It wouldn’t be surprising if, for example, someone in the writers’ room was counting the number of fucks said in each episode to avoid self-parody. Don’t be mistaken, they’re still used often. But it’s in a strategic, soaring fashion, really allowing each letter the punch-cross-jab-uppercut combo it deserves.
It also leaves space for the writers to exercise their true callings as bards of the inventive explicit insult, dutifully taking the baton from the Veep creative team and then sprinting across the finish line and out the stadium. There are timeless maxims delivered, like, “Play it smart today, you won’t look like a cunt tomorrow.” Or compassionate check-ins, such as, “You worried that you tied your dick to a runaway train? You’re not Judasing, are you?”
There are roughly five metaphors in every sentence spoken, an exaggerated and unreal style of dialogue that allows audiences to be at a remove. People in everyday life don’t talk like that, so maybe we can count this all as an escapist fantasy and not feel so guilty about cheering on the exploits of the wealthiest, most callous, and most corrupt.
But even that signature of the show is compressed by the nature of this season’s circumstances.
One of the most alluring pleasures of the second season of Succession was how almost every episode was a lavish, passport-required set piece. The top floors of Manhattan high rises are its own foreign jungle. But soon we were playing “Boar on the Floor” on a hunting trip in Hungary, Having dinner with the Pierces in the Hamptons. Attending a business retreat in “Argestes.” In Scotland for a party. On a yacht for the family fight of the century.
Perhaps it’s pandemic production-related, or perhaps it’s clever plotting, but in the first seven episodes of the new season, we largely stay put. (New York magazine broke the news that the cast travels to Italy for the final episodes.)
The nuclear fallout of Kendall’s actions require a scrambling, and that scrambling is claustrophobic. Sure, it happens in the executive suites and penthouse apartments with panoramic views of Central Park, but there’s something intimate about the paranoia. Everything that was so big about last season still exists, but it’s being hurriedly packed away, like a felon fleeing town.
For all that grandiosity that we knew, there’s something even more captivating about that. This season plays like fireworks exploding inside a box. The stakes are so intense—who will be CEO, will the company even exist, the presidency???—that every conversation requires an antacid after. It’s a truly visceral viewing experience.
There’s an elephant in the room when it comes to Succession. And he flew in on a private jet wearing a $400 T-shirt. We’re all enlightened individuals. Why are we clapping and cheering about the awful behavior of the corporate elite? There are too many lines of dialogue to count about how us plebeians are expendable, except for our buying dollars, and even ones that acknowledge how controversial it is to be living the extravagant life—controversy to which every character gives the middle finger.

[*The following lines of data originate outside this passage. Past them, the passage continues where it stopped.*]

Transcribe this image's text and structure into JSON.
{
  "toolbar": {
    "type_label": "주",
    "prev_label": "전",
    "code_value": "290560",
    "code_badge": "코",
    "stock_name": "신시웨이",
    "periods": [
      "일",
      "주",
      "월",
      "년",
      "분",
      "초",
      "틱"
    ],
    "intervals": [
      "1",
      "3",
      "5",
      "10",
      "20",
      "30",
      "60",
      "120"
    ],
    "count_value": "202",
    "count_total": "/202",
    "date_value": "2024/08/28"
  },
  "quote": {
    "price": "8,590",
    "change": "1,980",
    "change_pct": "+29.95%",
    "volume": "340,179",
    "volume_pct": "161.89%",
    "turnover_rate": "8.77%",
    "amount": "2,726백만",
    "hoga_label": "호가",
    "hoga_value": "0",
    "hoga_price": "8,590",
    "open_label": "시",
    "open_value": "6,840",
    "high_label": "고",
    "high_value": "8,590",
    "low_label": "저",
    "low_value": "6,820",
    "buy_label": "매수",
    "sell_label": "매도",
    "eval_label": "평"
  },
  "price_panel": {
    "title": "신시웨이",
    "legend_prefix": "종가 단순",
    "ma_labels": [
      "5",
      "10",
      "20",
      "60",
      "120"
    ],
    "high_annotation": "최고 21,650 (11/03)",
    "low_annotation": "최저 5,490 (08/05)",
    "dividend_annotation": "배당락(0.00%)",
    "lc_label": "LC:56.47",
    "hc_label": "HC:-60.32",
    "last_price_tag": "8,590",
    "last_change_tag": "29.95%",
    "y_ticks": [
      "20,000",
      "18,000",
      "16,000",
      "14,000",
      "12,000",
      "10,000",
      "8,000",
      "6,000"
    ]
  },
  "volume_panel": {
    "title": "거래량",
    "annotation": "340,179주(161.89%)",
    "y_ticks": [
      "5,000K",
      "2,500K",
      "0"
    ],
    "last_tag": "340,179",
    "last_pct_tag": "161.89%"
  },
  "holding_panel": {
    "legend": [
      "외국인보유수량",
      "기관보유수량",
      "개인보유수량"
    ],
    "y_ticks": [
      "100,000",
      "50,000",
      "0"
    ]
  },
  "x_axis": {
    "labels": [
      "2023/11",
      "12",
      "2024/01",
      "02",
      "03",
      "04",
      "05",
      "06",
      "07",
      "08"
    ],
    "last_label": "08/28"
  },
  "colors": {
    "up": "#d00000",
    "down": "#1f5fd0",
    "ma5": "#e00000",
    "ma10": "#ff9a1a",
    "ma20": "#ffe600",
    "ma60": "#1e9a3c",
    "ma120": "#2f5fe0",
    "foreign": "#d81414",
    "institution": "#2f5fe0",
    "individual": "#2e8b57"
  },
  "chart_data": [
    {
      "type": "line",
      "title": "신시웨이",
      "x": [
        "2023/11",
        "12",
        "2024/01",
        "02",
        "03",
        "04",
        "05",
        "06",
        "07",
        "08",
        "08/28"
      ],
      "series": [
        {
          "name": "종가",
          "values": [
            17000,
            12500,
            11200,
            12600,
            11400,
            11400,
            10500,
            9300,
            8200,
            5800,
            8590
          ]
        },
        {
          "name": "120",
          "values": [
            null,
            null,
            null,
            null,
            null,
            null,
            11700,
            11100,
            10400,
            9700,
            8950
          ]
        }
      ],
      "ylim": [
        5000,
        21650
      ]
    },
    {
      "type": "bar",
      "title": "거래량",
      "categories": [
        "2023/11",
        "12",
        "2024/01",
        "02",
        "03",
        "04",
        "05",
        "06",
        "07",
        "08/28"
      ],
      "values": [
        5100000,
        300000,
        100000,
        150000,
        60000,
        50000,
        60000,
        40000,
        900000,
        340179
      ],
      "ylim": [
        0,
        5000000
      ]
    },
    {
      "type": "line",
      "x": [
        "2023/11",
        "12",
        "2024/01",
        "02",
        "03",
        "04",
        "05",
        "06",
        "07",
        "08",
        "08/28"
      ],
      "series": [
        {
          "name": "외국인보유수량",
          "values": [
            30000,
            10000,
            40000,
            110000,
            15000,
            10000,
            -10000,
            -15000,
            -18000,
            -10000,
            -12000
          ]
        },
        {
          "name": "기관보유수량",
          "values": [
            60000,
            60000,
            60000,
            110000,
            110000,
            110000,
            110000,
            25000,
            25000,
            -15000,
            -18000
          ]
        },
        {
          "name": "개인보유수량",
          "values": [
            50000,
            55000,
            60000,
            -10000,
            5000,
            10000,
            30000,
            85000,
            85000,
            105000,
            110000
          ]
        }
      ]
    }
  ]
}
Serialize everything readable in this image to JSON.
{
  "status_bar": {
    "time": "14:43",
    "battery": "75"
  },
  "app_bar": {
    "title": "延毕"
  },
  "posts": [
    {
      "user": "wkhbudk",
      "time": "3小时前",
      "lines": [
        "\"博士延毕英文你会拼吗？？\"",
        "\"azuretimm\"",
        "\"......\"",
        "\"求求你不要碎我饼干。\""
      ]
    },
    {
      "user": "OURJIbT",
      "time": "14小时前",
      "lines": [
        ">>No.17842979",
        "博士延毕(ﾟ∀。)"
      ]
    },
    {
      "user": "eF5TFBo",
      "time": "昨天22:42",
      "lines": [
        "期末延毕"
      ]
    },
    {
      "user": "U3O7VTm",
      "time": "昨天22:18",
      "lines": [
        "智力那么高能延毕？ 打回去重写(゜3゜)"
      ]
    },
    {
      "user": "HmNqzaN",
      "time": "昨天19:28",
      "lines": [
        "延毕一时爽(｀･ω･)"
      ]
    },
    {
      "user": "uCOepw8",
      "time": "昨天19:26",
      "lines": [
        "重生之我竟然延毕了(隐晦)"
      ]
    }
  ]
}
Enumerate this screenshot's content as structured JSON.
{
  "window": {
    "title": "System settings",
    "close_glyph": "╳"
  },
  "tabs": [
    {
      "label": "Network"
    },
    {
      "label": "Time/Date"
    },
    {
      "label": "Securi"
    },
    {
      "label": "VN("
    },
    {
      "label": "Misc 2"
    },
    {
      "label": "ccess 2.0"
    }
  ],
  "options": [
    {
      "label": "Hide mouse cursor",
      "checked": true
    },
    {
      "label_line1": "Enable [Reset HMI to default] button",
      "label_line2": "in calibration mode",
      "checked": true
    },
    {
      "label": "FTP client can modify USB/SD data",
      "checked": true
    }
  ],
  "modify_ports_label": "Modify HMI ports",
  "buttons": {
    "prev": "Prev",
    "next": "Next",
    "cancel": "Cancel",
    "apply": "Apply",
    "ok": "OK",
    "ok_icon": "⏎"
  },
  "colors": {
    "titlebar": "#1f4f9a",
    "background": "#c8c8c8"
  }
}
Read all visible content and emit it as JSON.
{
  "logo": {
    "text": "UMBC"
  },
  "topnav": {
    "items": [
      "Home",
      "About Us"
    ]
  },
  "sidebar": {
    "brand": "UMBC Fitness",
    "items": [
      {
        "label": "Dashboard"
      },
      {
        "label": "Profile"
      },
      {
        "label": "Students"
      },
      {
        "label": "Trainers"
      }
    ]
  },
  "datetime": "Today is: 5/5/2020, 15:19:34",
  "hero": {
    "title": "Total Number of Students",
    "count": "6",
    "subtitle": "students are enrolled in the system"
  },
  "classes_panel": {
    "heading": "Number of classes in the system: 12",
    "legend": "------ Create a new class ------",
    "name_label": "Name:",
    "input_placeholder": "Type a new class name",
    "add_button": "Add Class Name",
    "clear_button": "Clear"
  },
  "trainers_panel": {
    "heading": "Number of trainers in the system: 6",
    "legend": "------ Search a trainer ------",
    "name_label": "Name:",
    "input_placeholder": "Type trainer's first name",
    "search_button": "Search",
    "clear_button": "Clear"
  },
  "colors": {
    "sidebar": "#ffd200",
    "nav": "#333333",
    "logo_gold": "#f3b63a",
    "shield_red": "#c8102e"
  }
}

Is Succession a celebration of that? An indictment of it? It’s too verbose and, let’s face it, sexy to be a clear-eyed chronicle. So what is it saying about all that wealth, and those awful people who make the selfish decisions at a conference table that trickle down to our miserable lives, making them even more miserable? Three seasons in, and I’m still not sure.

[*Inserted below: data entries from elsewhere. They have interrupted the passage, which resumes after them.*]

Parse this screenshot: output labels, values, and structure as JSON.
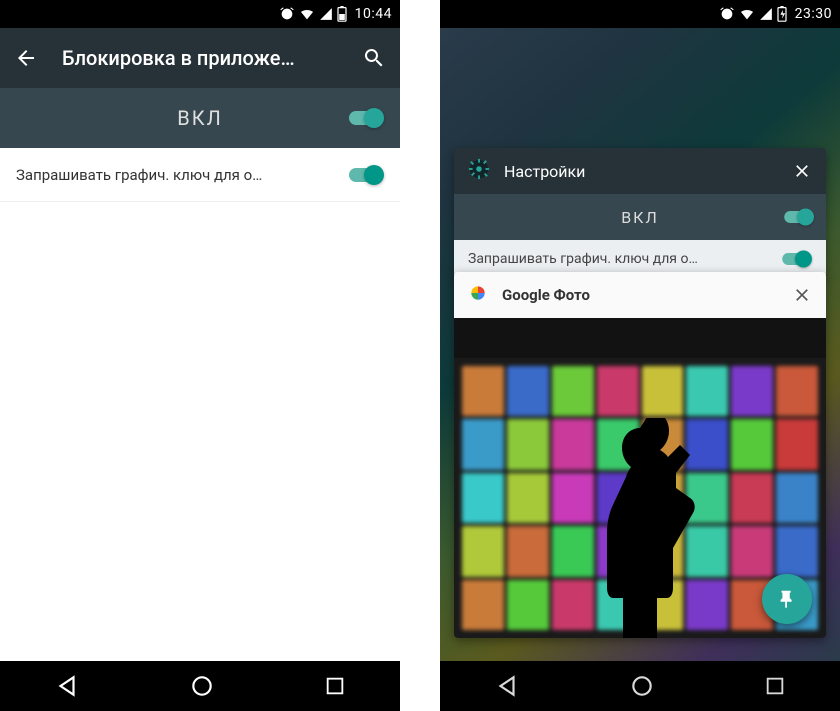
{
  "left": {
    "status": {
      "time": "10:44"
    },
    "appbar": {
      "title": "Блокировка в приложе…"
    },
    "enable": {
      "label": "ВКЛ",
      "on": true
    },
    "setting": {
      "label": "Запрашивать графич. ключ для о…",
      "on": true
    }
  },
  "right": {
    "status": {
      "time": "23:30"
    },
    "recents": {
      "settings_card": {
        "title": "Настройки",
        "enable_label": "ВКЛ",
        "setting_label": "Запрашивать графич. ключ для о…"
      },
      "photos_card": {
        "title": "Google Фото"
      }
    }
  },
  "colors": {
    "teal": "#009688",
    "dark_header": "#263238",
    "dark_sub": "#37474F"
  },
  "tile_colors": [
    "#c97b3a",
    "#3a6bc9",
    "#6bc93a",
    "#c93a6b",
    "#c9c03a",
    "#3ac9b0",
    "#7a3ac9",
    "#c9593a",
    "#3a9bc9",
    "#8bc93a",
    "#c93a9b",
    "#3ac96b",
    "#c98a3a",
    "#3a4fc9",
    "#55c93a",
    "#c93a3a",
    "#3ac9c9",
    "#a6c93a",
    "#c93ab9",
    "#5e3ac9",
    "#c9a23a",
    "#3ac98b",
    "#c93a55",
    "#3a83c9",
    "#b0c93a",
    "#c96b3a",
    "#3ac955",
    "#8b3ac9",
    "#c9b63a",
    "#3ac9a6",
    "#c93a79",
    "#3a6bc9",
    "#c97b3a",
    "#55c93a",
    "#c93a6b",
    "#3ac9b0",
    "#c9c03a",
    "#7a3ac9",
    "#c9593a",
    "#3a9bc9"
  ]
}
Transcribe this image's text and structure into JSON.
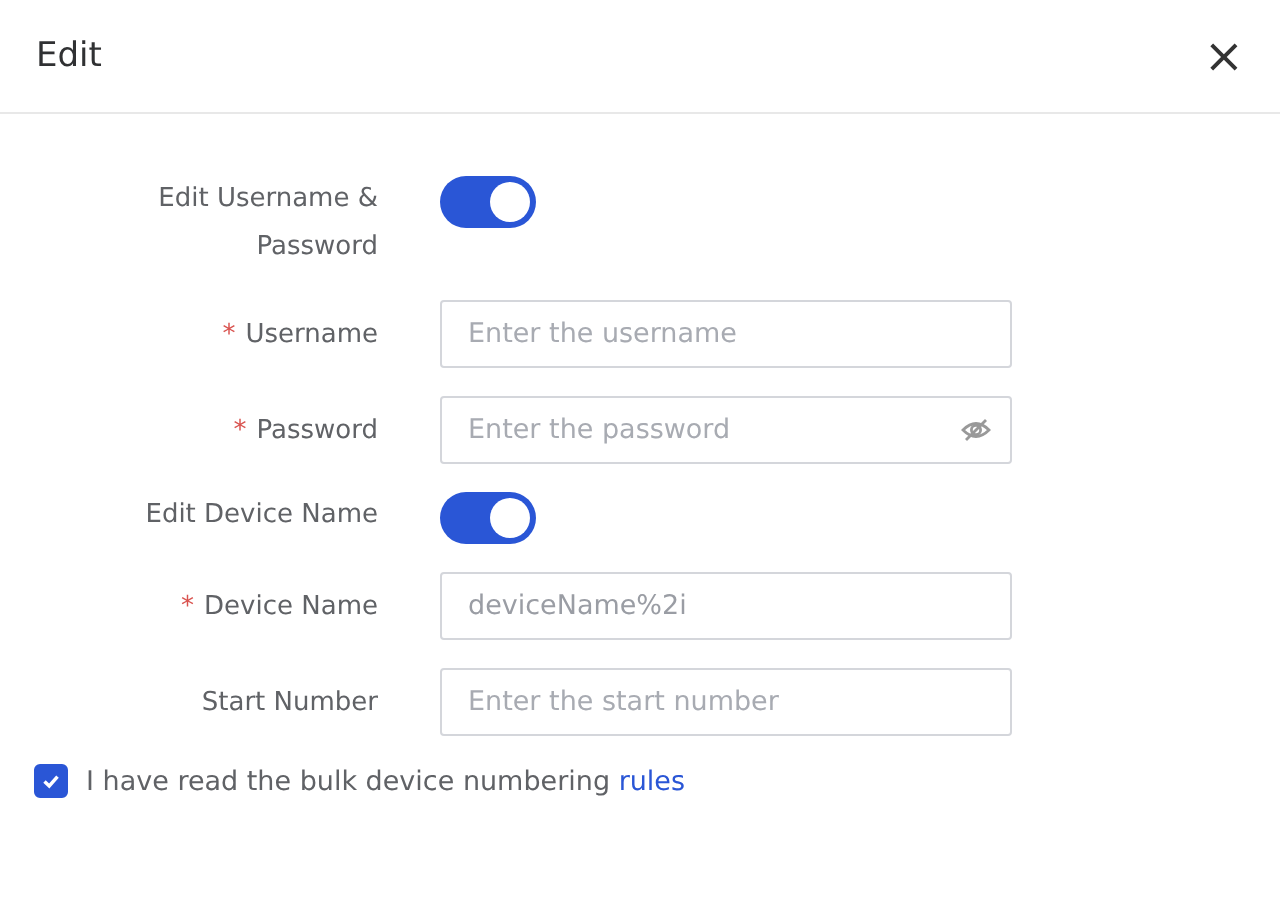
{
  "dialog": {
    "title": "Edit",
    "close": "×"
  },
  "fields": [
    {
      "kind": "toggle",
      "label": "Edit Username & Password",
      "on": true
    },
    {
      "kind": "input",
      "label": "Username",
      "mark": "*",
      "placeholder": "Enter the username"
    },
    {
      "kind": "password",
      "label": "Password",
      "mark": "*",
      "placeholder": "Enter the password"
    },
    {
      "kind": "toggle",
      "label": "Edit Device Name",
      "on": true
    },
    {
      "kind": "input",
      "label": "Device Name",
      "mark": "*",
      "value": "deviceName%2i"
    },
    {
      "kind": "input",
      "label": "Start Number",
      "placeholder": "Enter the start number"
    }
  ],
  "agreement": {
    "checked": true,
    "text": "I have read the bulk device numbering",
    "link": "rules"
  }
}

We’re in the Golden Age of “eat the rich” discourse. But here we are delighting in watching them feast. I can’t think of another show for which we’re so excited for new episodes. Perhaps the sentiment is falling out of fashion, no matter who is wearing it on a dress at the Met Gala.